Simply by arranging the Dec. 9-10 Summit for Democracy, President Joe Biden may have ignited a healthy competition between China and Taiwan to extol the virtues of their governing systems – even as Beijing increases its threats to take Taiwan by force.
One of China’s governing virtues, according to Ambassador Qin, lies in the capability of Communist Party leader Xi Jinping to manage complexities and get things done. “He is loved, trusted, and supported by the people,” said Mr. Qin.
By comparison, Taiwan’s elected president, Tsai Ing-wen, admits that her island country’s free and open democracy has been imperfect. It has not always achieved consensus. Yet over time, its 23.5 million people have absorbed the values of democracy, which shapes their identity as Taiwanese.
President Tsai wrote in Foreign Affairs magazine this week that Taiwan “has an important part to play in strengthening global democracy.” Its experience with China’s threats makes it “part of the solution” for democratic countries struggling to find a balance between engaging authoritarian countries and defending democratic ideals.
The mere possibility that President Tsai might speak at the summit could be one reason China has escalated the number of fighter jets flying near the island. On Monday, a record 56 Chinese planes entered Taiwan’s air-defense zone. The aggressive action may be designed to prevent the world from recognizing Taiwan as an independent country or come to its defense.
President Biden says the U.S. will respond if Taiwan is invaded, as it would for allies Japan and South Korea. He set up the democracy summit “to tackle the greatest threats faced by democracies today through collective action.”
China doesn’t make a good case for being a democracy by threatening Taiwan for being a democracy that has made a choice for independence.
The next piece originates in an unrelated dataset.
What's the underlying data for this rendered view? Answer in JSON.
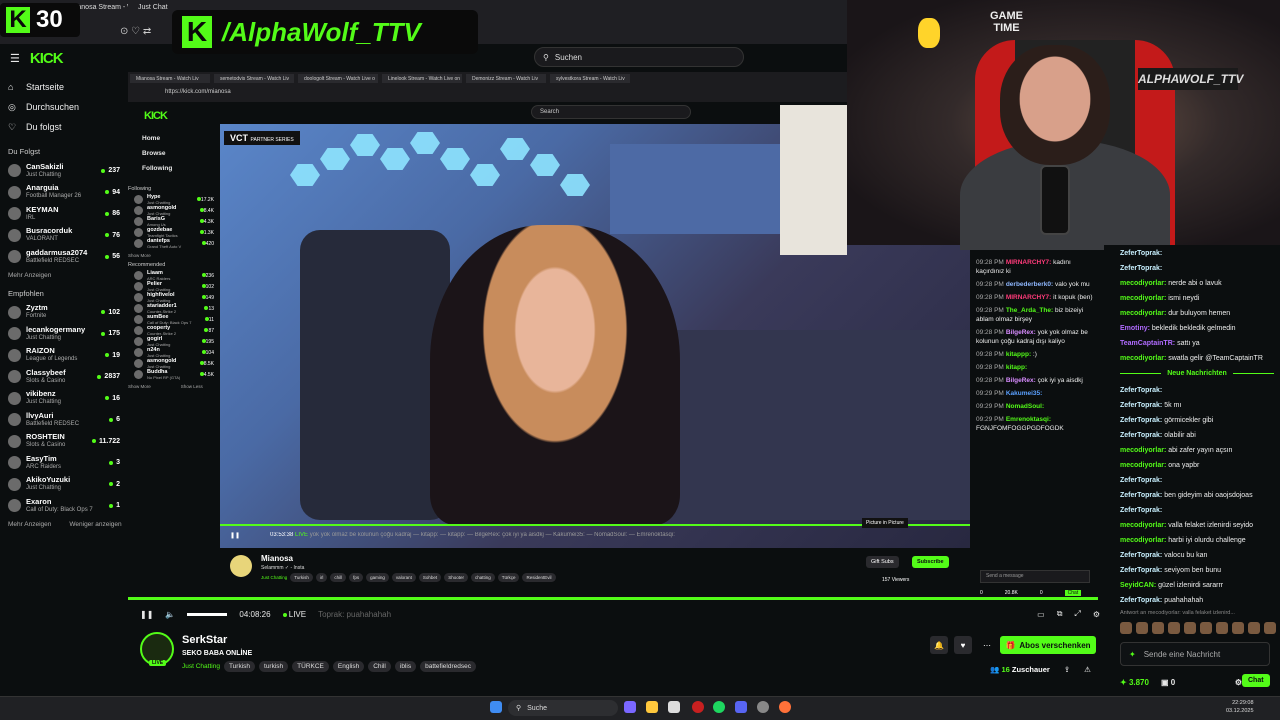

Yet perhaps China should be invited to the summit – as an observer.
The whole world would benefit from a transparent debate over what is a democracy and how to defend it. The display of equality and freedom will be a good defense against China’s display of fighter jets.